## Activity
Everything in the data except the pictures belongs in your answer, copied exactly.

## Exercise data
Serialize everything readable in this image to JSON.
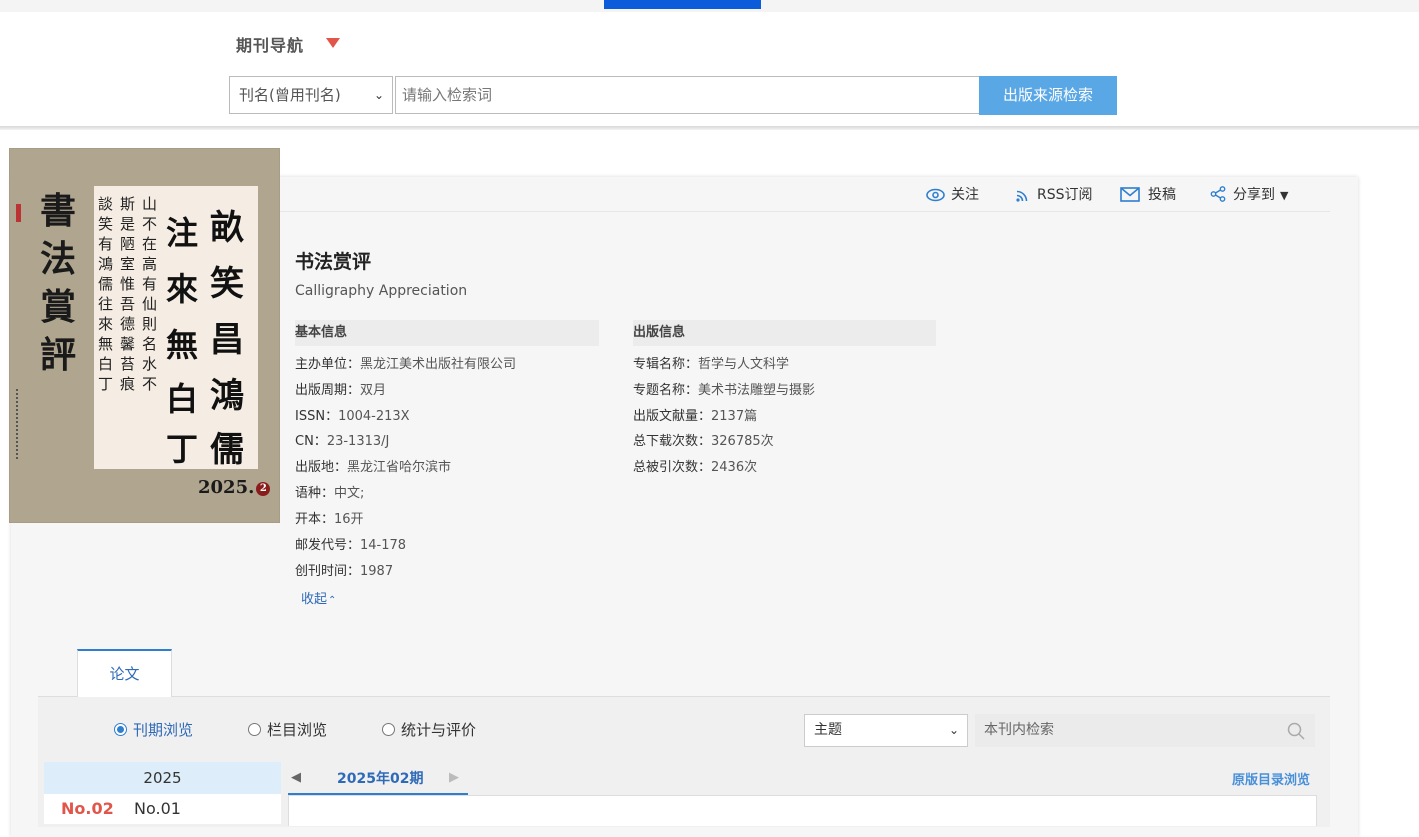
{
  "nav": {
    "title": "期刊导航",
    "select_value": "刊名(曾用刊名)",
    "search_placeholder": "请输入检索词",
    "search_button": "出版来源检索"
  },
  "actions": {
    "follow": "关注",
    "rss": "RSS订阅",
    "submit": "投稿",
    "share": "分享到"
  },
  "cover": {
    "title_chars": [
      "書",
      "法",
      "賞",
      "評"
    ],
    "issue": "2025.",
    "issue_num": "2",
    "big_chars": [
      "畝",
      "笑",
      "昌",
      "鴻",
      "儒",
      "注",
      "來",
      "無",
      "白",
      "丁"
    ],
    "small_cols": [
      "山不在高有仙則名水不",
      "斯是陋室惟吾德馨苔痕",
      "談笑有鴻儒往來無白丁"
    ]
  },
  "journal": {
    "title": "书法赏评",
    "english_title": "Calligraphy Appreciation",
    "basic_head": "基本信息",
    "basic": [
      {
        "k": "主办单位：",
        "v": "黑龙江美术出版社有限公司"
      },
      {
        "k": "出版周期：",
        "v": "双月"
      },
      {
        "k": "ISSN：",
        "v": "1004-213X"
      },
      {
        "k": "CN：",
        "v": "23-1313/J"
      },
      {
        "k": "出版地：",
        "v": "黑龙江省哈尔滨市"
      },
      {
        "k": "语种：",
        "v": "中文;"
      },
      {
        "k": "开本：",
        "v": "16开"
      },
      {
        "k": "邮发代号：",
        "v": "14-178"
      },
      {
        "k": "创刊时间：",
        "v": "1987"
      }
    ],
    "pub_head": "出版信息",
    "pub": [
      {
        "k": "专辑名称：",
        "v": "哲学与人文科学"
      },
      {
        "k": "专题名称：",
        "v": "美术书法雕塑与摄影"
      },
      {
        "k": "出版文献量：",
        "v": "2137篇"
      },
      {
        "k": "总下载次数：",
        "v": "326785次"
      },
      {
        "k": "总被引次数：",
        "v": "2436次"
      }
    ],
    "collapse": "收起"
  },
  "tabs": {
    "papers": "论文"
  },
  "browse": {
    "options": [
      "刊期浏览",
      "栏目浏览",
      "统计与评价"
    ],
    "selected": "刊期浏览",
    "field_select": "主题",
    "inner_search_placeholder": "本刊内检索",
    "year": "2025",
    "issues": [
      "No.02",
      "No.01"
    ],
    "current_period": "2025年02期",
    "original_toc_link": "原版目录浏览"
  },
  "colors": {
    "accent": "#2f7fd0",
    "search_button": "#5aa7e6",
    "active_issue": "#e2554a",
    "top_active_bar": "#0b5bdb"
  }
}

## Output
Serialize everything readable in this image to JSON.
{
  "nav": {
    "title": "期刊导航",
    "select_value": "刊名(曾用刊名)",
    "search_placeholder": "请输入检索词",
    "search_button": "出版来源检索"
  },
  "actions": {
    "follow": "关注",
    "rss": "RSS订阅",
    "submit": "投稿",
    "share": "分享到"
  },
  "cover": {
    "title_chars": [
      "書",
      "法",
      "賞",
      "評"
    ],
    "issue": "2025.",
    "issue_num": "2",
    "big_chars": [
      "畝",
      "笑",
      "昌",
      "鴻",
      "儒",
      "注",
      "來",
      "無",
      "白",
      "丁"
    ],
    "small_cols": [
      "山不在高有仙則名水不",
      "斯是陋室惟吾德馨苔痕",
      "談笑有鴻儒往來無白丁"
    ]
  },
  "journal": {
    "title": "书法赏评",
    "english_title": "Calligraphy Appreciation",
    "basic_head": "基本信息",
    "basic": [
      {
        "k": "主办单位：",
        "v": "黑龙江美术出版社有限公司"
      },
      {
        "k": "出版周期：",
        "v": "双月"
      },
      {
        "k": "ISSN：",
        "v": "1004-213X"
      },
      {
        "k": "CN：",
        "v": "23-1313/J"
      },
      {
        "k": "出版地：",
        "v": "黑龙江省哈尔滨市"
      },
      {
        "k": "语种：",
        "v": "中文;"
      },
      {
        "k": "开本：",
        "v": "16开"
      },
      {
        "k": "邮发代号：",
        "v": "14-178"
      },
      {
        "k": "创刊时间：",
        "v": "1987"
      }
    ],
    "pub_head": "出版信息",
    "pub": [
      {
        "k": "专辑名称：",
        "v": "哲学与人文科学"
      },
      {
        "k": "专题名称：",
        "v": "美术书法雕塑与摄影"
      },
      {
        "k": "出版文献量：",
        "v": "2137篇"
      },
      {
        "k": "总下载次数：",
        "v": "326785次"
      },
      {
        "k": "总被引次数：",
        "v": "2436次"
      }
    ],
    "collapse": "收起"
  },
  "tabs": {
    "papers": "论文"
  },
  "browse": {
    "options": [
      "刊期浏览",
      "栏目浏览",
      "统计与评价"
    ],
    "selected": "刊期浏览",
    "field_select": "主题",
    "inner_search_placeholder": "本刊内检索",
    "year": "2025",
    "issues": [
      "No.02",
      "No.01"
    ],
    "current_period": "2025年02期",
    "original_toc_link": "原版目录浏览"
  },
  "colors": {
    "accent": "#2f7fd0",
    "search_button": "#5aa7e6",
    "active_issue": "#e2554a",
    "top_active_bar": "#0b5bdb"
  }
}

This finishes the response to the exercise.